In the first hours of a catastrophe, chaos can overwhelm any society. That was the case for millions of people in Turkey and Syria on the morning of Feb. 6, when a huge earthquake suddenly devastated everything that was familiar. With infrastructure torn apart and public services in disarray, the frantic search for survivors began with limited resources in place.
Yet within 48 hours of the first tremor, as the world rushed to get rescue teams and aid to hard-hit communities, the ability of both countries’ governments to fulfil core obligations toward their citizens quickly came under intense scrutiny. When confronted with war or natural disasters, a society can only protect survivors if it has the state capacity and social networks to organize an effective civil defense effort. Even help from external states and NGOs will struggle to make an impact without local structures that can direct international assistance to where it is most needed.

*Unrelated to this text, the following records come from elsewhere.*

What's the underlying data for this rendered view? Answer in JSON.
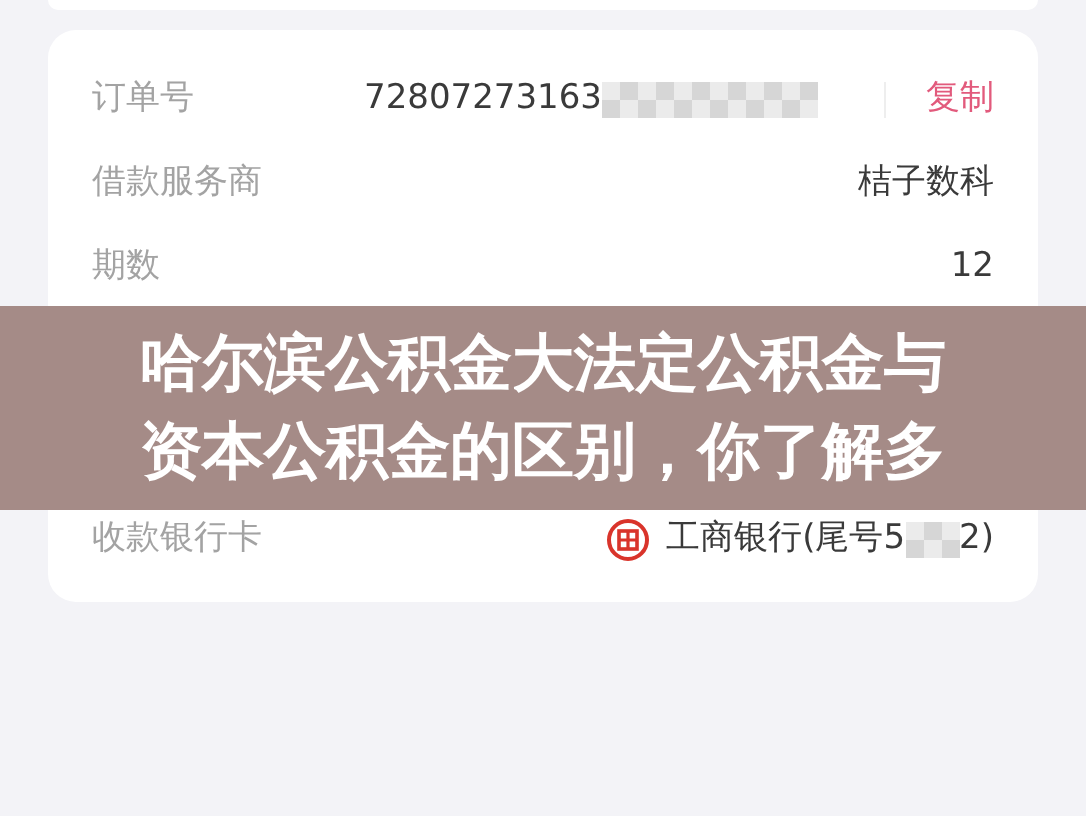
{
  "rows": [
    {
      "kind": "order",
      "label": "订单号",
      "value": "72807273163",
      "redacted": true,
      "action": "复制"
    },
    {
      "kind": "text",
      "label": "借款服务商",
      "value": "桔子数科"
    },
    {
      "kind": "text",
      "label": "期数",
      "value": "12"
    },
    {
      "kind": "bank",
      "label": "收款银行卡",
      "value": "工商银行(尾号5",
      "value_tail": "2)",
      "redacted": true
    }
  ],
  "banner": {
    "title_lines": [
      "哈尔滨公积金大法定公积金与",
      "资本公积金的区别，你了解多"
    ]
  }
}
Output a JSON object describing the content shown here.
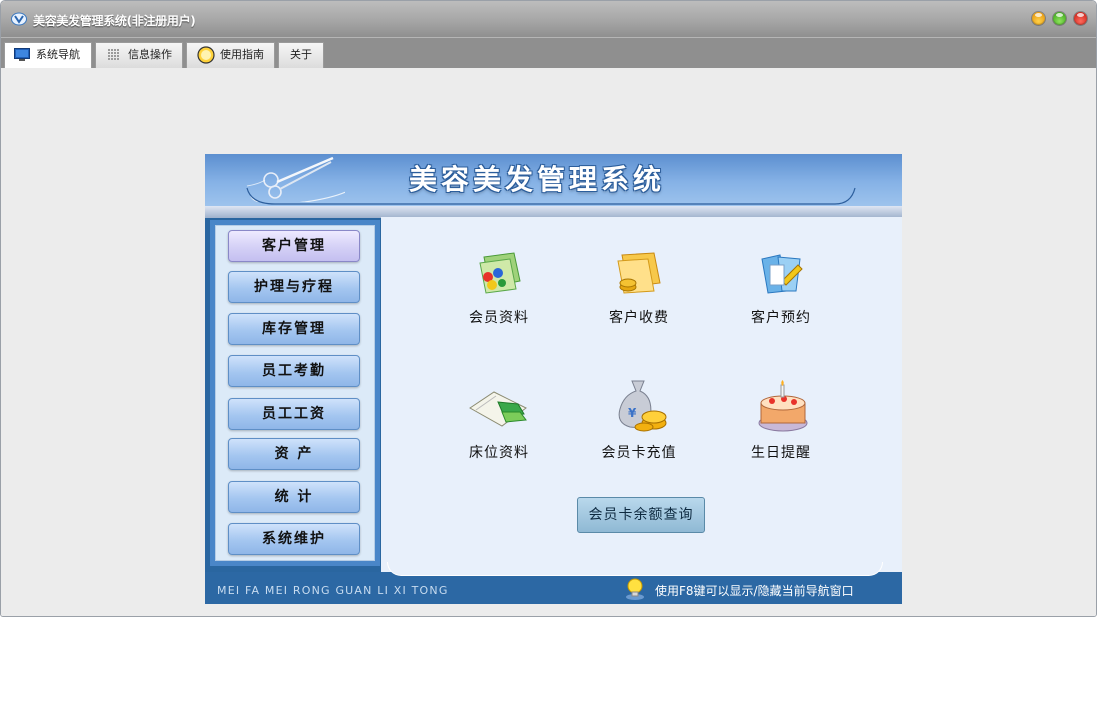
{
  "window": {
    "title": "美容美发管理系统(非注册用户)"
  },
  "tabs": [
    {
      "label": "系统导航",
      "icon": "monitor-icon",
      "active": true
    },
    {
      "label": "信息操作",
      "icon": "grid-icon",
      "active": false
    },
    {
      "label": "使用指南",
      "icon": "clock-icon",
      "active": false
    },
    {
      "label": "关于",
      "icon": "",
      "active": false
    }
  ],
  "banner": {
    "title": "美容美发管理系统",
    "logo": "scissors-logo"
  },
  "sidebar": {
    "items": [
      {
        "label": "客户管理",
        "active": true
      },
      {
        "label": "护理与疗程",
        "active": false
      },
      {
        "label": "库存管理",
        "active": false
      },
      {
        "label": "员工考勤",
        "active": false
      },
      {
        "label": "员工工资",
        "active": false
      },
      {
        "label": "资 产",
        "active": false
      },
      {
        "label": "统 计",
        "active": false
      },
      {
        "label": "系统维护",
        "active": false
      }
    ]
  },
  "features": [
    {
      "label": "会员资料",
      "icon": "member-folder-icon"
    },
    {
      "label": "客户收费",
      "icon": "fee-folder-icon"
    },
    {
      "label": "客户预约",
      "icon": "appointment-folder-icon"
    },
    {
      "label": "床位资料",
      "icon": "bed-book-icon"
    },
    {
      "label": "会员卡充值",
      "icon": "money-bag-icon"
    },
    {
      "label": "生日提醒",
      "icon": "birthday-cake-icon"
    }
  ],
  "query_button": {
    "label": "会员卡余额查询"
  },
  "footer": {
    "pinyin": "MEI FA MEI RONG GUAN LI XI TONG",
    "hint": "使用F8键可以显示/隐藏当前导航窗口"
  },
  "colors": {
    "panel_blue": "#2a66a0",
    "main_bg": "#e8f0fb",
    "nav_active": "#d4d0f6"
  }
}
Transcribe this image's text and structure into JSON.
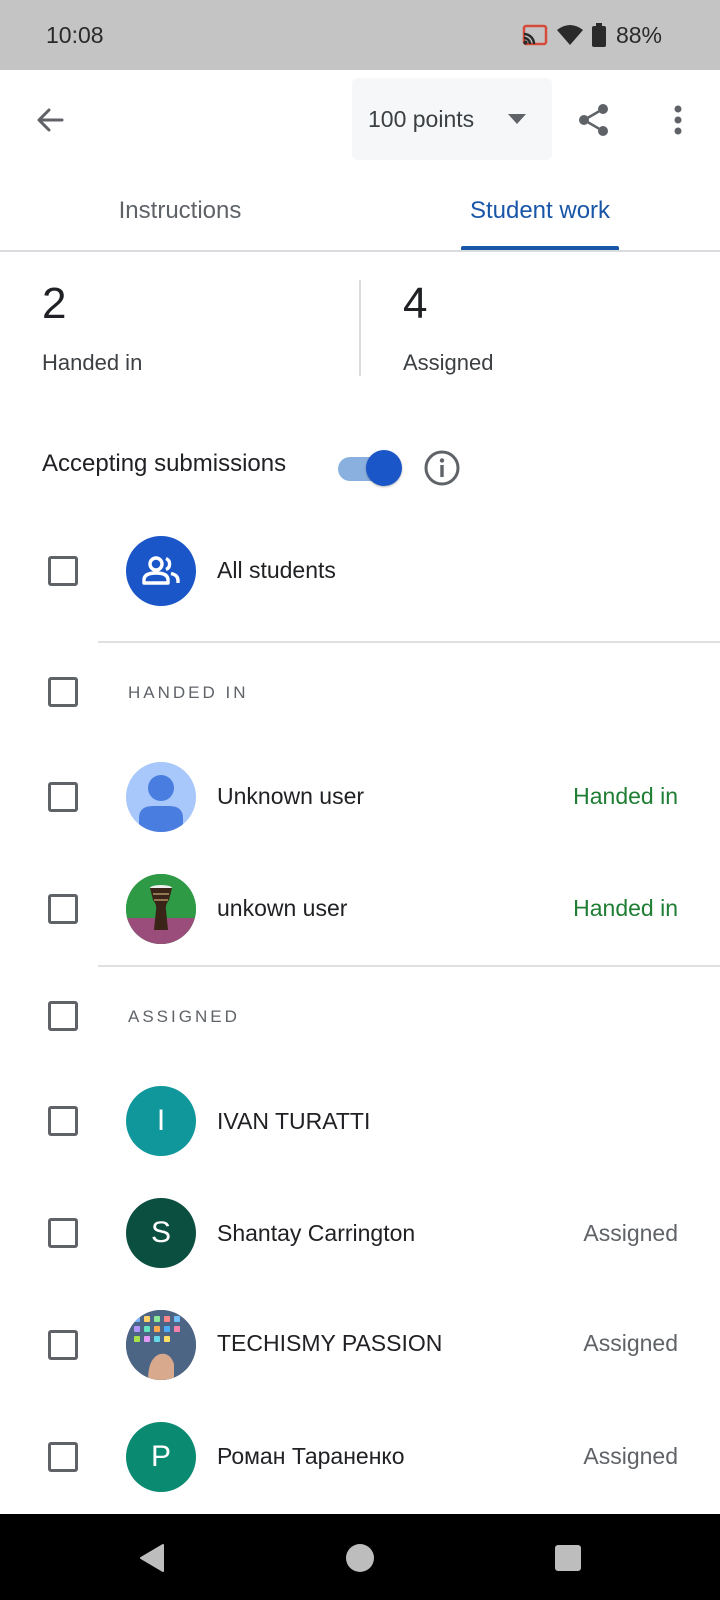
{
  "status_bar": {
    "time": "10:08",
    "battery": "88%",
    "icons": [
      "cast-icon",
      "wifi-icon",
      "battery-icon"
    ]
  },
  "app_bar": {
    "points_label": "100 points",
    "icons": [
      "back-arrow-icon",
      "chevron-down-icon",
      "share-icon",
      "more-vert-icon"
    ]
  },
  "tabs": [
    {
      "label": "Instructions",
      "selected": false
    },
    {
      "label": "Student work",
      "selected": true
    }
  ],
  "stats": [
    {
      "number": "2",
      "label": "Handed in"
    },
    {
      "number": "4",
      "label": "Assigned"
    }
  ],
  "submissions": {
    "label": "Accepting submissions",
    "toggle_on": true
  },
  "all_students": {
    "label": "All students"
  },
  "sections": {
    "handed_in": "HANDED IN",
    "assigned": "ASSIGNED"
  },
  "handed_in_students": [
    {
      "name": "Unknown user",
      "status": "Handed in",
      "avatar": "default-person"
    },
    {
      "name": "unkown user",
      "status": "Handed in",
      "avatar": "photo-drum"
    }
  ],
  "assigned_students": [
    {
      "name": "IVAN TURATTI",
      "status": "",
      "initial": "I",
      "color": "#10979c"
    },
    {
      "name": "Shantay Carrington",
      "status": "Assigned",
      "initial": "S",
      "color": "#0b4f41"
    },
    {
      "name": "TECHISMY PASSION",
      "status": "Assigned",
      "avatar": "photo-phone"
    },
    {
      "name": "Роман Тараненко",
      "status": "Assigned",
      "initial": "P",
      "color": "#0b8a72"
    }
  ],
  "colors": {
    "accent": "#1a56a8",
    "handed_in_status": "#1e7e34",
    "all_students_avatar": "#1a56c8"
  }
}
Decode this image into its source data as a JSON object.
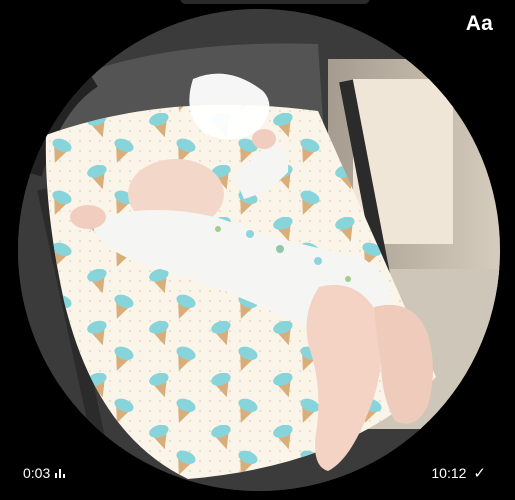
{
  "header": {
    "text_size_label": "Aa"
  },
  "video": {
    "duration": "0:03",
    "sent_time": "10:12",
    "duration_icon": "audio-wave-icon",
    "status_icon": "check-icon",
    "status_symbol": "✓"
  },
  "colors": {
    "background": "#000000",
    "text": "#ffffff"
  }
}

Any sign that state institutions are no longer able to meet the population’s basic needs during such moments of peril can open space for political movements or local elites to challenge their legitimacy. A government’s ability to get civil defense personnel, equipment and aid on the scene quickly can therefore be crucial to avoiding the societal destabilization that can follow such moments of profound collective trauma.